Of the 23 goals we’ve conceded, 15 (65.2%) have been from open play and eight (34.8%) have come from set-piece situations. The league average is 64.8% from open play, 32.5% from set-pieces or penalties – the remainder is from own goals, which we haven’t conceded any of this season. However, we have conceded more goals from open play than any team in the Championship and the joint-most – with QPR – from dead-ball situations. This indicates that it’s not just one issue with the defence that needs to be rectified, but that every aspect of our defending needs to improve.
According to WhoScored, 76% of the shots we concede have come through the middle (the second-highest in the division), 15% down the left (15th highest in the division), and 9% down the right (second-lowest in the division). Playing a narrow formation hasn’t harmed our ability to defend in wide areas, it’s our ability to prevent teams playing through us in the middle of the pitch that appears to be the biggest issue. This is something that could be addressed by restoring Liam Kelly to the side in defensive-midfield, although, it’s worth noting that he is far from proven at this level and may not be the silver bullet solution a lot are hoping for.
Another issue that is apparent is the amount of goals we are conceding late in games. Only 26.1% of the total goals we’ve conceded this season have come in the first-half of games, with the vast majority coming in the second-half – particularly in the final 15 minutes, plus stoppage time.

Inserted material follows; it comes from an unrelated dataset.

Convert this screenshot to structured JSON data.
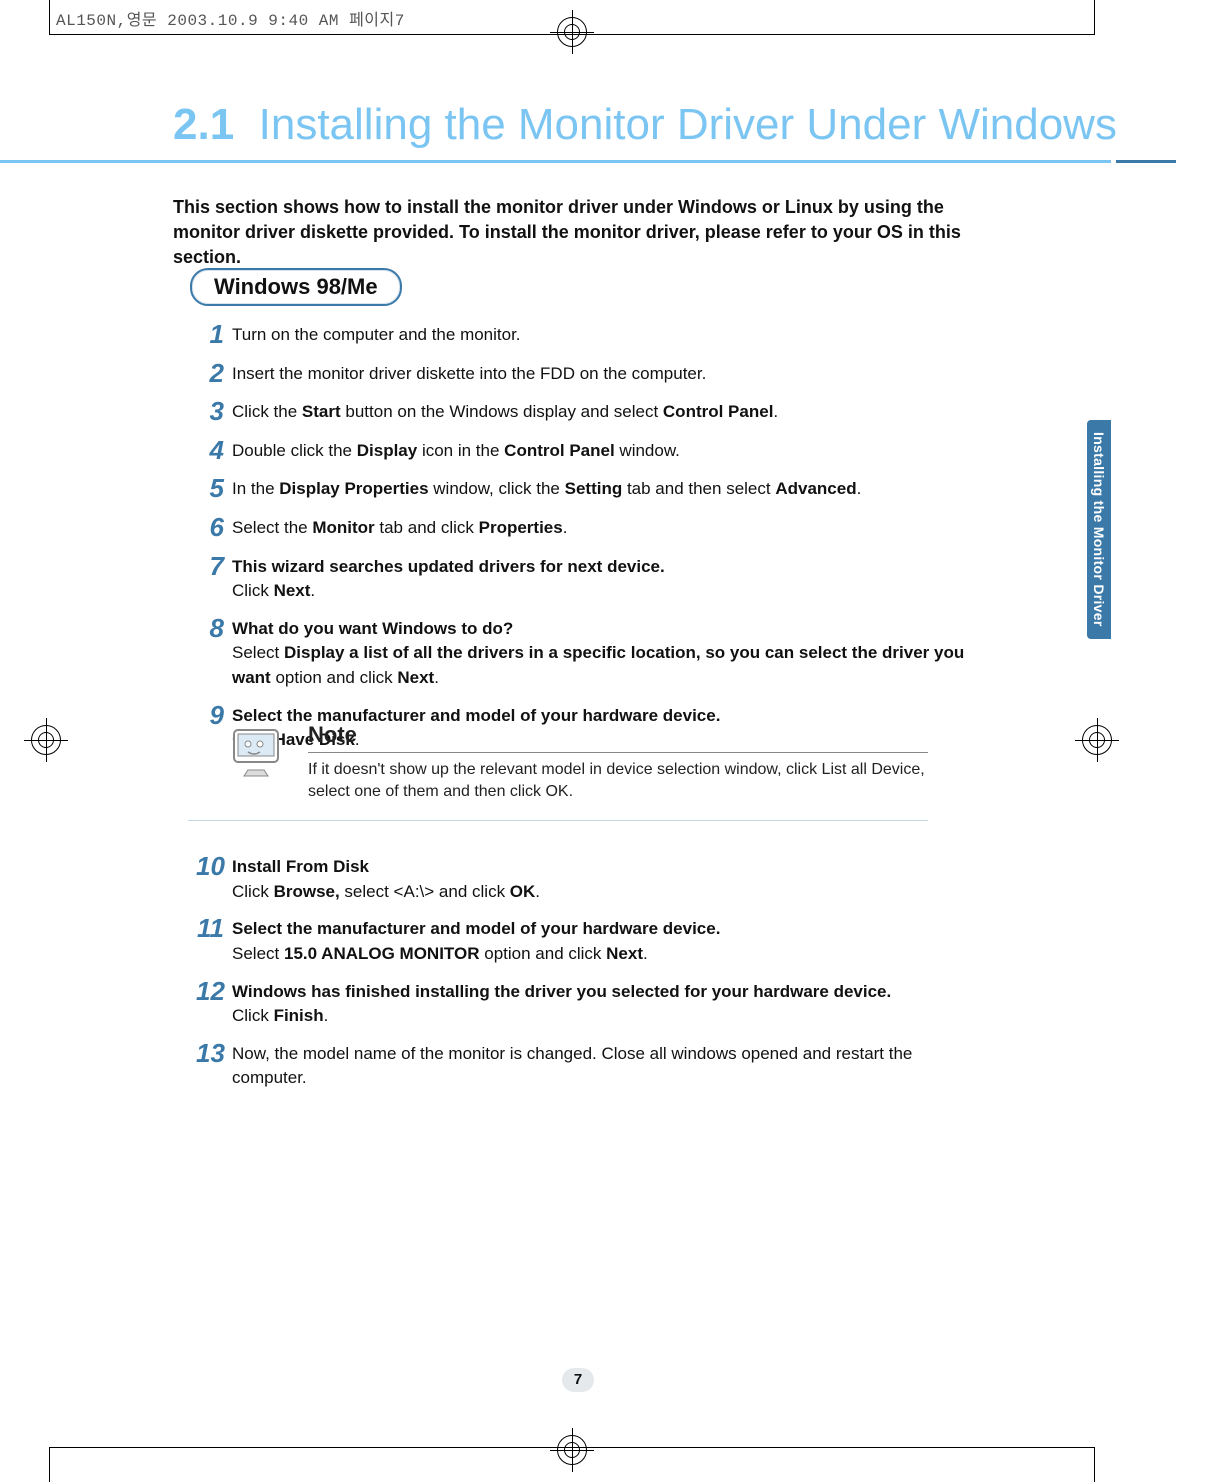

This could be a symptom of the lack of fitness in this squad due to the extended gap we’ve had in between seasons, which has led to issues with fatigue and injuries. Getting fitter over the international break could be another of those relatively modest improvements we could make in order to start picking up points more regularly.

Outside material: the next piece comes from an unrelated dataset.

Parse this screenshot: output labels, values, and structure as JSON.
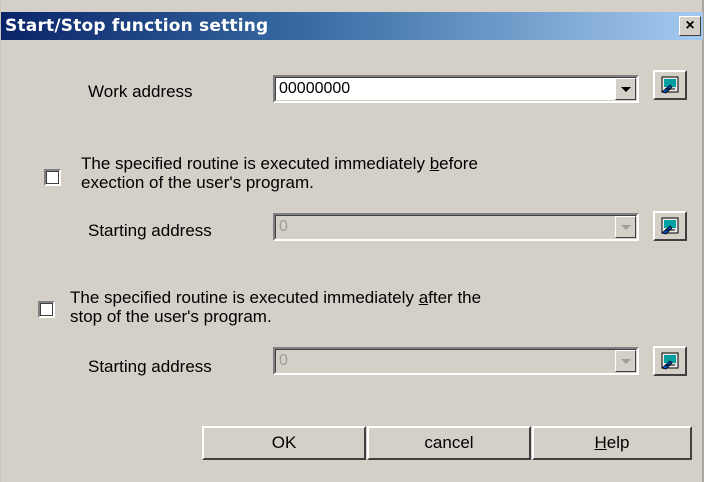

Where Are The Goals Coming From?
Eight of the 12 goals we’ve scored have come from open play (66.7%) and the remaining four have come from either set-pieces or penalties (33.3%). This is roughly commensurate with the divisional averages, meaning that there is no obvious area in terms of where our goals our coming from that needs to be improved. The main improvement we should be looking to make going forward is increasing the number of chances we create from both open play and set-pieces.
According to WhoScored, 26% of our attacks come through the middle (5th in the division), 38% come down the left side (7th), leaving 36% down the right (15th). Given that our Expected Goals for numbers are below average, one area we could look to improve upon is making better use of the right of the pitch, which has been difficult with Fankaty Dabo injured.
While we score slightly more goals in the second-half than the first-half, the most notable trend in the breakdown of goals scored by minute is that we have yet to score in the opening 15 minutes of games. This suggests that we are perhaps starting games a little tentatively as we attempt to get to grips with the Championship.
The main source of encouragement at this juncture in the season is that we are not in the bottom three. However, if we continue to play as we currently are, it won’t be long until we are in there and we could quickly find ourselves cut off from the rest of the division. That said, the kind of improvement we require in terms of picking up points in order to survive is eminently achievable.
We have been unfortunate that our opening fixtures have been so hard while we have been attempting to make the step up to the Championship and have had injury and fitness issues as a result of our extended pre-season. Nonetheless, our poor start means that games against supposedly ‘easier’ opposition to come will be under the pressure to get results.
The biggest issue this team faces is in defence, where a combination of individual errors and a lack of an ability to soak up pressure as a team has made it fairly easy for opponents to score against us. Along with building fitness levels, improving our defensive organisation and composure must surely be Mark Robins’ focus over the international break.